*** Begin section ***

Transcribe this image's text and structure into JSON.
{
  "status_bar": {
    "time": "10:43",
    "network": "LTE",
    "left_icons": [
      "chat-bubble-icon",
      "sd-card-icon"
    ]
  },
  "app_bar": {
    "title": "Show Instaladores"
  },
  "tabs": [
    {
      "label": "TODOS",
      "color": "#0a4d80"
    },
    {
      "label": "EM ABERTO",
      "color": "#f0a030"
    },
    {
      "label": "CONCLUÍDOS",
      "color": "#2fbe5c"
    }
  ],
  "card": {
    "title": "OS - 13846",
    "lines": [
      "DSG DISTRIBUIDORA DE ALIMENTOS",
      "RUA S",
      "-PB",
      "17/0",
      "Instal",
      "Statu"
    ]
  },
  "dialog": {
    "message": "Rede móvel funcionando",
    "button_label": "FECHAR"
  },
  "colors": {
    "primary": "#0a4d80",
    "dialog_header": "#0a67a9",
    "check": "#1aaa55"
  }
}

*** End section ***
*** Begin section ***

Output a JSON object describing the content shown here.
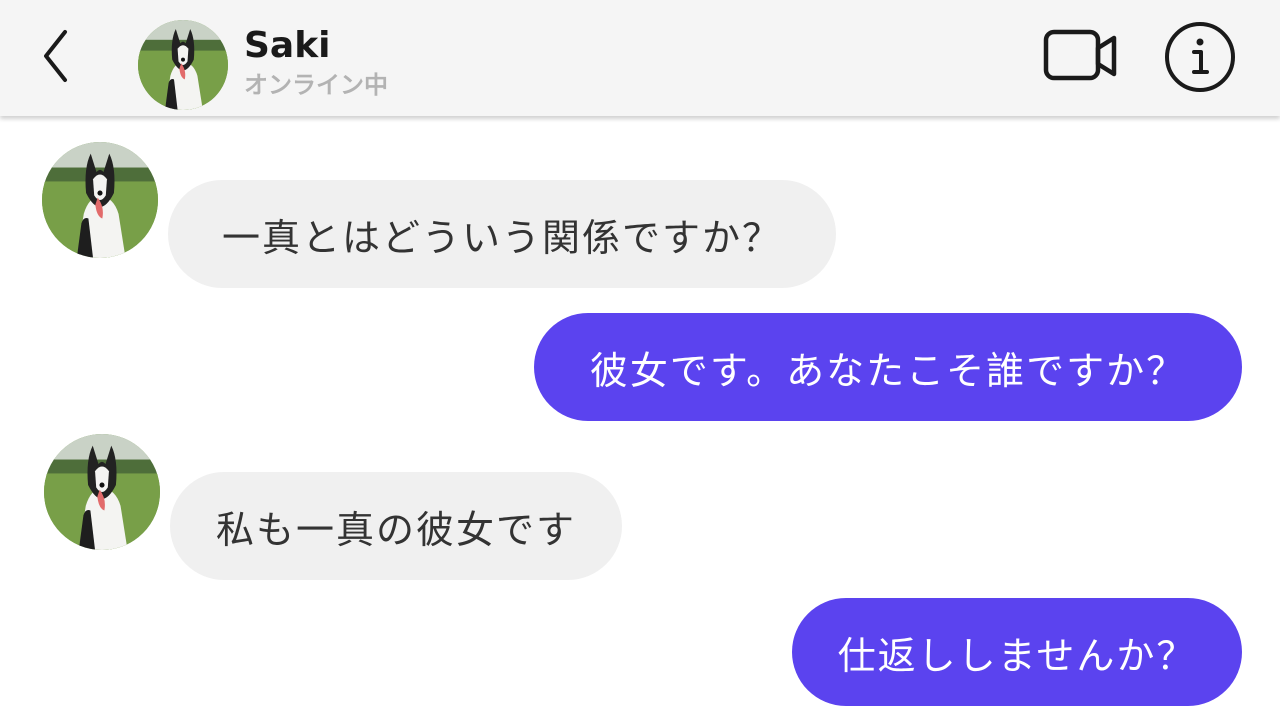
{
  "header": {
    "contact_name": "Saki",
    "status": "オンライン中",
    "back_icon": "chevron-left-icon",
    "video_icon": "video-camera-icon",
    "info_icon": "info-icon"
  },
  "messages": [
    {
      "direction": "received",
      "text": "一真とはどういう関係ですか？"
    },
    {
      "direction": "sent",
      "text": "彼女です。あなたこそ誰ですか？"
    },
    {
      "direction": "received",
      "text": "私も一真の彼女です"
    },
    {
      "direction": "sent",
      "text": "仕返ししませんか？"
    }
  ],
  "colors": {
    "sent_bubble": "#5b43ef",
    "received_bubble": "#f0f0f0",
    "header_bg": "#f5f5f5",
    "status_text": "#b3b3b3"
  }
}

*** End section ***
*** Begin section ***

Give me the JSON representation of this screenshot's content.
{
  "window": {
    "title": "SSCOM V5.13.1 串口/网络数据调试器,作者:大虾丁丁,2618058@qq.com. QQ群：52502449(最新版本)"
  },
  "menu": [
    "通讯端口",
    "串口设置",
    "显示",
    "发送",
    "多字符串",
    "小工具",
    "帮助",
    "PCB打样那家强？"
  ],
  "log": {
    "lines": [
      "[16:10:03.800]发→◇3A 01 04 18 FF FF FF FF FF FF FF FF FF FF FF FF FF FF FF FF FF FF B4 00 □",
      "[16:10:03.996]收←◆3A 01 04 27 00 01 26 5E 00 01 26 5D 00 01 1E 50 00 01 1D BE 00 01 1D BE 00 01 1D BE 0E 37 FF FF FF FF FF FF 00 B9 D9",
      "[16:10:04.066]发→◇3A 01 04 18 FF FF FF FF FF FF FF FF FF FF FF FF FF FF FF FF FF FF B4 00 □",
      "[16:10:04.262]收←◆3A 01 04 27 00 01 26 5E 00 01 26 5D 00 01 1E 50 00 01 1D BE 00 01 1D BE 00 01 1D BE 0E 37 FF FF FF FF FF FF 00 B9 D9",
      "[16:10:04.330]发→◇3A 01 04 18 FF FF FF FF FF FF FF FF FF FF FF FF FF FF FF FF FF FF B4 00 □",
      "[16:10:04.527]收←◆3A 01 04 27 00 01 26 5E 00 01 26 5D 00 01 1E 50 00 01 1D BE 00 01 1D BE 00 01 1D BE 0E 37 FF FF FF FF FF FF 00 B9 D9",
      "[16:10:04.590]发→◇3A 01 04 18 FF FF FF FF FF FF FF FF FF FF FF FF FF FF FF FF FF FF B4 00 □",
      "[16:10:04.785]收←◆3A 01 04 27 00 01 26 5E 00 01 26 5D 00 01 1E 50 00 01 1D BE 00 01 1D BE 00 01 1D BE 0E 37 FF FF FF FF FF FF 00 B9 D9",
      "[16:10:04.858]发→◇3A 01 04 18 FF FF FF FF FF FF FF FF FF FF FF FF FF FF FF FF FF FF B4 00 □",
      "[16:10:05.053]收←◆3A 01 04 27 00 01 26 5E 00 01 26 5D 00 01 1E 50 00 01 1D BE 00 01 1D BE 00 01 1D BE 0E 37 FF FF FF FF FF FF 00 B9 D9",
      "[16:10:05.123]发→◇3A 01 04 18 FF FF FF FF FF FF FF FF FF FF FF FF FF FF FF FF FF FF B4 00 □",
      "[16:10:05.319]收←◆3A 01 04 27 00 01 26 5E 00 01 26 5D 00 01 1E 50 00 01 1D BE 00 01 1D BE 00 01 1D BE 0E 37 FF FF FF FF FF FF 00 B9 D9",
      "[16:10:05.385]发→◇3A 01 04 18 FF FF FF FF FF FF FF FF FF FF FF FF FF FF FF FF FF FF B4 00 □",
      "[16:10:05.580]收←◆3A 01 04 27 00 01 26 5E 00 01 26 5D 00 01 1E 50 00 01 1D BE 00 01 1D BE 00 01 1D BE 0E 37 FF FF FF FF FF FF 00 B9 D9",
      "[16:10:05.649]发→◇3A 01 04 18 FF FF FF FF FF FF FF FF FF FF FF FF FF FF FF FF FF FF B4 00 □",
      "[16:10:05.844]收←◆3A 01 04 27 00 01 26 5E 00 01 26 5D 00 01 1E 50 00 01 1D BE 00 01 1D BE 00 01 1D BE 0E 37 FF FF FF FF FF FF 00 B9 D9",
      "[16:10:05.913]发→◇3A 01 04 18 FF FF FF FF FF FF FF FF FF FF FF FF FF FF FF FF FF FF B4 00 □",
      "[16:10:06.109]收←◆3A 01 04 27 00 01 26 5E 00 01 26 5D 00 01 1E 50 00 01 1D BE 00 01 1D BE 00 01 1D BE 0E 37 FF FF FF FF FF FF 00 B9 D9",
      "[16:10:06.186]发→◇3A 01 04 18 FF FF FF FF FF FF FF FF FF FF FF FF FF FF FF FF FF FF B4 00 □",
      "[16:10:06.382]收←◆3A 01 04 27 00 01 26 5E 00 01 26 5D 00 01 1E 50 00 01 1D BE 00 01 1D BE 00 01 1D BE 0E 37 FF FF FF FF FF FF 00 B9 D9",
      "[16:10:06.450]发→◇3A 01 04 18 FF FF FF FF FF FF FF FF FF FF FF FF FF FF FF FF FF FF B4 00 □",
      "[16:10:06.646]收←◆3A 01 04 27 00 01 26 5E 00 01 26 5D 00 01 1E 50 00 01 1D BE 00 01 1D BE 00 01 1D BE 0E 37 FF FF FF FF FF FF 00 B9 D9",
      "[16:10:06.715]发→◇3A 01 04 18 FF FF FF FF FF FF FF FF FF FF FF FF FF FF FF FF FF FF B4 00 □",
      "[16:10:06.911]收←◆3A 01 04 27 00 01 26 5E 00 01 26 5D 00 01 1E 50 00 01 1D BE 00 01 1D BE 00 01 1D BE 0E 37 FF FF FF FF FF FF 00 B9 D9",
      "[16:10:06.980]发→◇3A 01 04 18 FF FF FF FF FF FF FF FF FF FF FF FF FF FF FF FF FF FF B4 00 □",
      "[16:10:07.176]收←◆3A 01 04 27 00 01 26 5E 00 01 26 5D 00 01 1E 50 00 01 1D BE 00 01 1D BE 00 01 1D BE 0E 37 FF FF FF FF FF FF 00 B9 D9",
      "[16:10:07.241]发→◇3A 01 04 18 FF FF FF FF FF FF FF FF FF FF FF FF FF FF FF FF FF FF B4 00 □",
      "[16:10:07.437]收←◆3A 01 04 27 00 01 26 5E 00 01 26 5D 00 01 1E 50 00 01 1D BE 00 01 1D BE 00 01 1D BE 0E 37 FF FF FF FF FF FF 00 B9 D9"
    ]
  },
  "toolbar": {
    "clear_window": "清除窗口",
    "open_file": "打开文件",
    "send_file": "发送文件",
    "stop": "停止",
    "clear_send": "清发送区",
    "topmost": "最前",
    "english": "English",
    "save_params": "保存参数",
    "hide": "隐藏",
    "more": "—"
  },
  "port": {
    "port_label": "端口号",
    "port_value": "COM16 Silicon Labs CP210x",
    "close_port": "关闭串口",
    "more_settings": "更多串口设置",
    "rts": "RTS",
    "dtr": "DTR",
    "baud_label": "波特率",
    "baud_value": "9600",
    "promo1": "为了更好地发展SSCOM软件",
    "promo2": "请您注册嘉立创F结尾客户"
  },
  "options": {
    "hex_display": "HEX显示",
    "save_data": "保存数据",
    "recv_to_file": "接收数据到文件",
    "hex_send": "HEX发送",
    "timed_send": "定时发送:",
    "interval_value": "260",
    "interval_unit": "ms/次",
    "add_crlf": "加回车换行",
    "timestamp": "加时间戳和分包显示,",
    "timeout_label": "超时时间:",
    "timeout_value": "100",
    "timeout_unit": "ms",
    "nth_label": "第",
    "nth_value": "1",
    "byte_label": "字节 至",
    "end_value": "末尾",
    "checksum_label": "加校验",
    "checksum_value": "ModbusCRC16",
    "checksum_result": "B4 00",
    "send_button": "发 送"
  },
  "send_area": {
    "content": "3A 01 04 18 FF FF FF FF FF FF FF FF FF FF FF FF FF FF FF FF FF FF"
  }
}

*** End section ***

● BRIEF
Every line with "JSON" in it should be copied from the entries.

● EXPECTED ANSWER
Transcribe this image's text and structure into JSON.
Output a JSON object describing the content shown here.
Give me the JSON representation of this screenshot's content.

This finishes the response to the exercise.